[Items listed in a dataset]

※

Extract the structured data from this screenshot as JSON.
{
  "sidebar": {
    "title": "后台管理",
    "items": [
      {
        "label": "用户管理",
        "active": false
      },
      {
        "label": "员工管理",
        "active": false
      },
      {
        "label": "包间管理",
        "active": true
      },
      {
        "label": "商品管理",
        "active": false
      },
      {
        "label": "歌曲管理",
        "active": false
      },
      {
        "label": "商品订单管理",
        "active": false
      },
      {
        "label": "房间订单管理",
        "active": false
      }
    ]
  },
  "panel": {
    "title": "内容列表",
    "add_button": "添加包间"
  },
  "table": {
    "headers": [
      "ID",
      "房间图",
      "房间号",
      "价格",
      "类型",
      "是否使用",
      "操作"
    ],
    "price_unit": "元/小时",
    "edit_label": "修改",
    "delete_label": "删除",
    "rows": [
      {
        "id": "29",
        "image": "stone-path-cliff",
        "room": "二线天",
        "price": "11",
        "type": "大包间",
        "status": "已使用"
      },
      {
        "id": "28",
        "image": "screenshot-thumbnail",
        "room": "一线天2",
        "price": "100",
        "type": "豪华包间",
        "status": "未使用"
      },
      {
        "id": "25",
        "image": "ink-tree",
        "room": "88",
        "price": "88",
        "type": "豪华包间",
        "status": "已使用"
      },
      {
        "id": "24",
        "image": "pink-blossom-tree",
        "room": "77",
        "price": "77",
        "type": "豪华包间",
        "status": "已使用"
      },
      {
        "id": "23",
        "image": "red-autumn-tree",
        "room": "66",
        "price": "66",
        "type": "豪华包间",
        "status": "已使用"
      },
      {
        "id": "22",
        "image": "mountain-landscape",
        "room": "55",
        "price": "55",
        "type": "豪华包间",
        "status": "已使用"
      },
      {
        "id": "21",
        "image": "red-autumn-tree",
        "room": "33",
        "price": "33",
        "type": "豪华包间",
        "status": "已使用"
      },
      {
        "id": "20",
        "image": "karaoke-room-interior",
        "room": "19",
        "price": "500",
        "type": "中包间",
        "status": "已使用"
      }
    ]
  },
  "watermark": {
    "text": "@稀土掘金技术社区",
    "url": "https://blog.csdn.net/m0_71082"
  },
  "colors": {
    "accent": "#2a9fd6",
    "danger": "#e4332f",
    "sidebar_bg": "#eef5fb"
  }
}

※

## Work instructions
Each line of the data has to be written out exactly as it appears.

## Written response
Extract the structured data from this screenshot as JSON.
{
  "sidebar": {
    "title": "后台管理",
    "items": [
      {
        "label": "用户管理",
        "active": false
      },
      {
        "label": "员工管理",
        "active": false
      },
      {
        "label": "包间管理",
        "active": true
      },
      {
        "label": "商品管理",
        "active": false
      },
      {
        "label": "歌曲管理",
        "active": false
      },
      {
        "label": "商品订单管理",
        "active": false
      },
      {
        "label": "房间订单管理",
        "active": false
      }
    ]
  },
  "panel": {
    "title": "内容列表",
    "add_button": "添加包间"
  },
  "table": {
    "headers": [
      "ID",
      "房间图",
      "房间号",
      "价格",
      "类型",
      "是否使用",
      "操作"
    ],
    "price_unit": "元/小时",
    "edit_label": "修改",
    "delete_label": "删除",
    "rows": [
      {
        "id": "29",
        "image": "stone-path-cliff",
        "room": "二线天",
        "price": "11",
        "type": "大包间",
        "status": "已使用"
      },
      {
        "id": "28",
        "image": "screenshot-thumbnail",
        "room": "一线天2",
        "price": "100",
        "type": "豪华包间",
        "status": "未使用"
      },
      {
        "id": "25",
        "image": "ink-tree",
        "room": "88",
        "price": "88",
        "type": "豪华包间",
        "status": "已使用"
      },
      {
        "id": "24",
        "image": "pink-blossom-tree",
        "room": "77",
        "price": "77",
        "type": "豪华包间",
        "status": "已使用"
      },
      {
        "id": "23",
        "image": "red-autumn-tree",
        "room": "66",
        "price": "66",
        "type": "豪华包间",
        "status": "已使用"
      },
      {
        "id": "22",
        "image": "mountain-landscape",
        "room": "55",
        "price": "55",
        "type": "豪华包间",
        "status": "已使用"
      },
      {
        "id": "21",
        "image": "red-autumn-tree",
        "room": "33",
        "price": "33",
        "type": "豪华包间",
        "status": "已使用"
      },
      {
        "id": "20",
        "image": "karaoke-room-interior",
        "room": "19",
        "price": "500",
        "type": "中包间",
        "status": "已使用"
      }
    ]
  },
  "watermark": {
    "text": "@稀土掘金技术社区",
    "url": "https://blog.csdn.net/m0_71082"
  },
  "colors": {
    "accent": "#2a9fd6",
    "danger": "#e4332f",
    "sidebar_bg": "#eef5fb"
  }
}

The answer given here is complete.